WHAT NEEDS TO BE DONE: If a line in the data holds the string "assurance", list it.

DATASET CONTENT:

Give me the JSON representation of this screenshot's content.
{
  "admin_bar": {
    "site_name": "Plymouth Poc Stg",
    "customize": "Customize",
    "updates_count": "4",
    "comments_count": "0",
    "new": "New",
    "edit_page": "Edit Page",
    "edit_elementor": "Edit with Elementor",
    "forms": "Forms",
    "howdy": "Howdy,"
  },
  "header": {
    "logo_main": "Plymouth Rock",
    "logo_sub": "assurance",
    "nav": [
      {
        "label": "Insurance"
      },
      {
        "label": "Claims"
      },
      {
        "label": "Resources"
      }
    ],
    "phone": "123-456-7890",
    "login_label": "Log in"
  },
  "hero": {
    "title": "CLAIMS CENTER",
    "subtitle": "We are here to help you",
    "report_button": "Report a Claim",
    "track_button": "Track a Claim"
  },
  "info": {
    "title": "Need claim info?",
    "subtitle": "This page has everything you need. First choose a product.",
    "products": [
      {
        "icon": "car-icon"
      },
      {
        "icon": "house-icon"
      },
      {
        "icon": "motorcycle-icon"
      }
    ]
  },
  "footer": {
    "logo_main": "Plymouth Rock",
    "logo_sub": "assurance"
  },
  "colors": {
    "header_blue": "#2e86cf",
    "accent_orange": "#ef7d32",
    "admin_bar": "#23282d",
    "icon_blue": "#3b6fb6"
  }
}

OUTPUT:
    "logo_sub": "assurance",
    "logo_sub": "assurance"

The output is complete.